Teaching Young People to Practice Acts of Kindness
Being kind to other people and yourself is important for being a good friend and being happy. Modeling kindness, reflecting on kind actions, and practicing acts of kindness can help children develop this skill. This article includes strategies for helping children learn to be kind to other people and to themselves.
1. Be a Role Model – When adults say unkind things about other people or themselves, children learn this is acceptable behavior. Be a role model and say kind things about co-workers, neighbours, people in the community, and yourself.
2. Use Lists – Have children write lists or make collages representing what they like about their friends, family members, and people in the school. Hang the lists or art projects where classmates and friends can see them. Have a separate activity where children make a parallel list or art project that includes things they do well and why they are a good person.
3. Read and Write Stories – Read stories about kindness and respect in school and at home. Discuss how being kind makes the characters feel. Ask children to share times when they were kind and times when people were nice to them. Also encourage children to write stories about being kind to other people.
4. Practice and Discuss Small Acts of Kindness – In addition to having children write and say things that are kind, have them practice little acts of kindness. Teach children to help other people in day to day situations such as when someone needs help carrying an item, they can’t reach something, or they drop an item. Create a set of pictures or make short stories with opportunities for small acts of kindness. Encourage children to role play what they would do to be helpful in these situations.
5. Learning to Do Kind Things for Yourself – encourage children to write or create a collage about things they like to do or activities that make them feel good about themselves. Discuss how taking time to participate in these activities can make them feel better and decrease stress.

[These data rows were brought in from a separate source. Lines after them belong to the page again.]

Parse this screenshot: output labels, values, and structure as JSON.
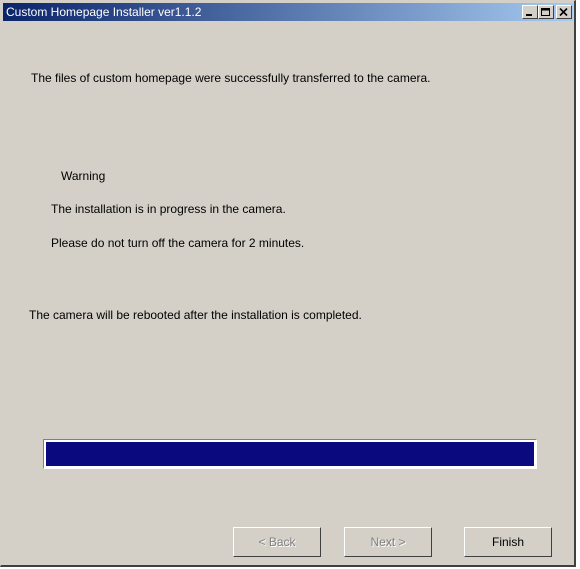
{
  "window": {
    "title": "Custom Homepage Installer ver1.1.2"
  },
  "messages": {
    "success": "The files of custom homepage were successfully transferred to the camera.",
    "warning_heading": "Warning",
    "warning_line1": "The installation is in progress in the camera.",
    "warning_line2": "Please do not turn off the camera for 2 minutes.",
    "reboot_notice": "The camera will be rebooted after the installation is completed."
  },
  "progress": {
    "fraction": 1.0
  },
  "buttons": {
    "back": "< Back",
    "next": "Next >",
    "finish": "Finish"
  },
  "colors": {
    "title_start": "#0a246a",
    "title_end": "#a6caf0",
    "progress_fill": "#0a0a7e",
    "face": "#d4d0c8"
  }
}
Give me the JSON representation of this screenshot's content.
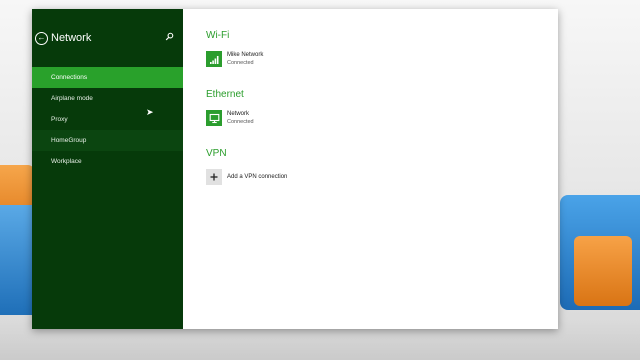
{
  "sidebar": {
    "title": "Network",
    "items": [
      {
        "label": "Connections"
      },
      {
        "label": "Airplane mode"
      },
      {
        "label": "Proxy"
      },
      {
        "label": "HomeGroup"
      },
      {
        "label": "Workplace"
      }
    ]
  },
  "main": {
    "wifi": {
      "title": "Wi-Fi",
      "network": "Mike Network",
      "status": "Connected"
    },
    "ethernet": {
      "title": "Ethernet",
      "network": "Network",
      "status": "Connected"
    },
    "vpn": {
      "title": "VPN",
      "add_label": "Add a VPN connection"
    }
  },
  "colors": {
    "sidebar_bg": "#063a0a",
    "accent": "#29a12b",
    "section_title": "#2a9d2b"
  }
}
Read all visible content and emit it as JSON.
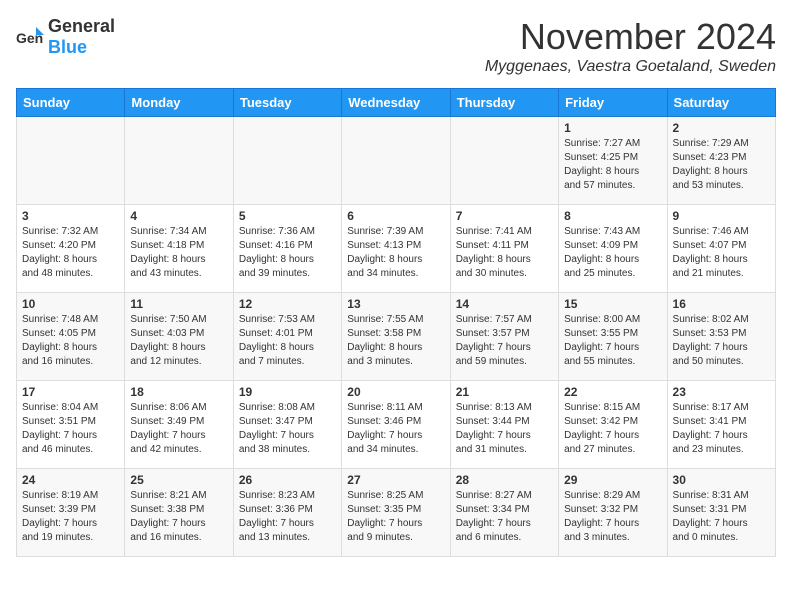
{
  "logo": {
    "general": "General",
    "blue": "Blue"
  },
  "header": {
    "month": "November 2024",
    "location": "Myggenaes, Vaestra Goetaland, Sweden"
  },
  "weekdays": [
    "Sunday",
    "Monday",
    "Tuesday",
    "Wednesday",
    "Thursday",
    "Friday",
    "Saturday"
  ],
  "weeks": [
    [
      {
        "day": "",
        "info": ""
      },
      {
        "day": "",
        "info": ""
      },
      {
        "day": "",
        "info": ""
      },
      {
        "day": "",
        "info": ""
      },
      {
        "day": "",
        "info": ""
      },
      {
        "day": "1",
        "info": "Sunrise: 7:27 AM\nSunset: 4:25 PM\nDaylight: 8 hours\nand 57 minutes."
      },
      {
        "day": "2",
        "info": "Sunrise: 7:29 AM\nSunset: 4:23 PM\nDaylight: 8 hours\nand 53 minutes."
      }
    ],
    [
      {
        "day": "3",
        "info": "Sunrise: 7:32 AM\nSunset: 4:20 PM\nDaylight: 8 hours\nand 48 minutes."
      },
      {
        "day": "4",
        "info": "Sunrise: 7:34 AM\nSunset: 4:18 PM\nDaylight: 8 hours\nand 43 minutes."
      },
      {
        "day": "5",
        "info": "Sunrise: 7:36 AM\nSunset: 4:16 PM\nDaylight: 8 hours\nand 39 minutes."
      },
      {
        "day": "6",
        "info": "Sunrise: 7:39 AM\nSunset: 4:13 PM\nDaylight: 8 hours\nand 34 minutes."
      },
      {
        "day": "7",
        "info": "Sunrise: 7:41 AM\nSunset: 4:11 PM\nDaylight: 8 hours\nand 30 minutes."
      },
      {
        "day": "8",
        "info": "Sunrise: 7:43 AM\nSunset: 4:09 PM\nDaylight: 8 hours\nand 25 minutes."
      },
      {
        "day": "9",
        "info": "Sunrise: 7:46 AM\nSunset: 4:07 PM\nDaylight: 8 hours\nand 21 minutes."
      }
    ],
    [
      {
        "day": "10",
        "info": "Sunrise: 7:48 AM\nSunset: 4:05 PM\nDaylight: 8 hours\nand 16 minutes."
      },
      {
        "day": "11",
        "info": "Sunrise: 7:50 AM\nSunset: 4:03 PM\nDaylight: 8 hours\nand 12 minutes."
      },
      {
        "day": "12",
        "info": "Sunrise: 7:53 AM\nSunset: 4:01 PM\nDaylight: 8 hours\nand 7 minutes."
      },
      {
        "day": "13",
        "info": "Sunrise: 7:55 AM\nSunset: 3:58 PM\nDaylight: 8 hours\nand 3 minutes."
      },
      {
        "day": "14",
        "info": "Sunrise: 7:57 AM\nSunset: 3:57 PM\nDaylight: 7 hours\nand 59 minutes."
      },
      {
        "day": "15",
        "info": "Sunrise: 8:00 AM\nSunset: 3:55 PM\nDaylight: 7 hours\nand 55 minutes."
      },
      {
        "day": "16",
        "info": "Sunrise: 8:02 AM\nSunset: 3:53 PM\nDaylight: 7 hours\nand 50 minutes."
      }
    ],
    [
      {
        "day": "17",
        "info": "Sunrise: 8:04 AM\nSunset: 3:51 PM\nDaylight: 7 hours\nand 46 minutes."
      },
      {
        "day": "18",
        "info": "Sunrise: 8:06 AM\nSunset: 3:49 PM\nDaylight: 7 hours\nand 42 minutes."
      },
      {
        "day": "19",
        "info": "Sunrise: 8:08 AM\nSunset: 3:47 PM\nDaylight: 7 hours\nand 38 minutes."
      },
      {
        "day": "20",
        "info": "Sunrise: 8:11 AM\nSunset: 3:46 PM\nDaylight: 7 hours\nand 34 minutes."
      },
      {
        "day": "21",
        "info": "Sunrise: 8:13 AM\nSunset: 3:44 PM\nDaylight: 7 hours\nand 31 minutes."
      },
      {
        "day": "22",
        "info": "Sunrise: 8:15 AM\nSunset: 3:42 PM\nDaylight: 7 hours\nand 27 minutes."
      },
      {
        "day": "23",
        "info": "Sunrise: 8:17 AM\nSunset: 3:41 PM\nDaylight: 7 hours\nand 23 minutes."
      }
    ],
    [
      {
        "day": "24",
        "info": "Sunrise: 8:19 AM\nSunset: 3:39 PM\nDaylight: 7 hours\nand 19 minutes."
      },
      {
        "day": "25",
        "info": "Sunrise: 8:21 AM\nSunset: 3:38 PM\nDaylight: 7 hours\nand 16 minutes."
      },
      {
        "day": "26",
        "info": "Sunrise: 8:23 AM\nSunset: 3:36 PM\nDaylight: 7 hours\nand 13 minutes."
      },
      {
        "day": "27",
        "info": "Sunrise: 8:25 AM\nSunset: 3:35 PM\nDaylight: 7 hours\nand 9 minutes."
      },
      {
        "day": "28",
        "info": "Sunrise: 8:27 AM\nSunset: 3:34 PM\nDaylight: 7 hours\nand 6 minutes."
      },
      {
        "day": "29",
        "info": "Sunrise: 8:29 AM\nSunset: 3:32 PM\nDaylight: 7 hours\nand 3 minutes."
      },
      {
        "day": "30",
        "info": "Sunrise: 8:31 AM\nSunset: 3:31 PM\nDaylight: 7 hours\nand 0 minutes."
      }
    ]
  ]
}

6. Pick a Cause or Charity – A long term investment in a volunteer or charity activity teaches children that even a small amount of time and energy makes a big difference. First create a list of volunteer opportunities then let the class or family select an activity to join. Whether it is collecting food for a food bank, donating toys, or cleaning up a community area, these activities demonstrate how working collaboratively with other people can make a big difference. Discuss or have children keep a journal about the experience. Ask them to include how they felt and how they think the people benefitting from their time and effort felt.